ALBANY, N.Y., Sept. 15 /PRNewswire-USNewswire/ -- Excessive billings by medical mills, fraudulent companies that provide few if any real health care services to the public, are a key factor in driving New York State's no-fault automobile insurance fraud crisis. New data shows the problem with medical mills' excessive treatment is growing, according to the New York Alliance Against Insurance Fraud (NYAAIF).

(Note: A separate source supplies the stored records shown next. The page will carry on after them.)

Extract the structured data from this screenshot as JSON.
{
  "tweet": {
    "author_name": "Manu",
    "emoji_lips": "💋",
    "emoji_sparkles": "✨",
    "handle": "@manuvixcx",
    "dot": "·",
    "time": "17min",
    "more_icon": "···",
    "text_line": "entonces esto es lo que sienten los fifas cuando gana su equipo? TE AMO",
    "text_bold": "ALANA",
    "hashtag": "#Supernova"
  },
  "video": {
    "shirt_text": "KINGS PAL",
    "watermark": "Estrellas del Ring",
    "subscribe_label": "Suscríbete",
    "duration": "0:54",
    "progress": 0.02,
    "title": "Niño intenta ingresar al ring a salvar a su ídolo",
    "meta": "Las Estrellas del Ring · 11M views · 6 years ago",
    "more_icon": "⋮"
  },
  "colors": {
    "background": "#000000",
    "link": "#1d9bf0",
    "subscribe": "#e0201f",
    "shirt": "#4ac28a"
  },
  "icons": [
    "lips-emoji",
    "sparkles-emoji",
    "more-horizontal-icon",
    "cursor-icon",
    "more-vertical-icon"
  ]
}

Think about this next time you write a check for auto insurance or deliver a policy to a client. A large chunk of the premium goes to cover the cost of criminal activity. Unfortunately, this is an old story here in the Empire State. Organized crime is making a bundle off fraud in the no-fault system. Someone recruits someone to stage an accident, and that someone goes to someone else for "medical treatment", and that someone reports 10 tests on the bill to the auto insurer when maybe he actually only did one. And every participant in this dance gets a little piece of the action, and heck, they're only screwing insurance companies, so who cares, right?
Well, they're not only screwing insurance companies because most insurance companies are not non-profit organizations. They want to recover their costs and then some. Their stockholders have kind of come to expect it (mutuals are another story, but they have revenue pressure as well.) So, if no-fault fraud is raising their costs, and they can invest the premium money and make a whopping 0.5 percent interest, they have little choice but to get revenue from their customers. So we all pay for the ruthless, immoral actions of common thugs.
IIABNY, along with its partners in the New York First reform coalition, has been lobbying the New York State Legislature for years to enact serious no-fault reform. If acting as a "runner" (the person who recruits the participants) was a felony, and if companies had more time to investigate potential fraud, and if arbitration of disputed claims was mandatory, and if there were written medical protocols for treatment of no-fault injuries, the numbers the NYAAIF described in this release might shrink. And that would be good for everyone who uses a car in New York.
Until that happens, we can continue cheerfully handing over our money to the medical mills and the crooks who are backing them.
UPDATE Sept. 27, 2010: Say what you will about Geico (yes, their ads are so ubiquitous that I sometimes feel like the sound of one more will inspire me to stick sharp objects in my eyes and ears,) but they are putting their money behind the fight against no-fault fraud. Good for the gekko! I hope their lawsuits are successful.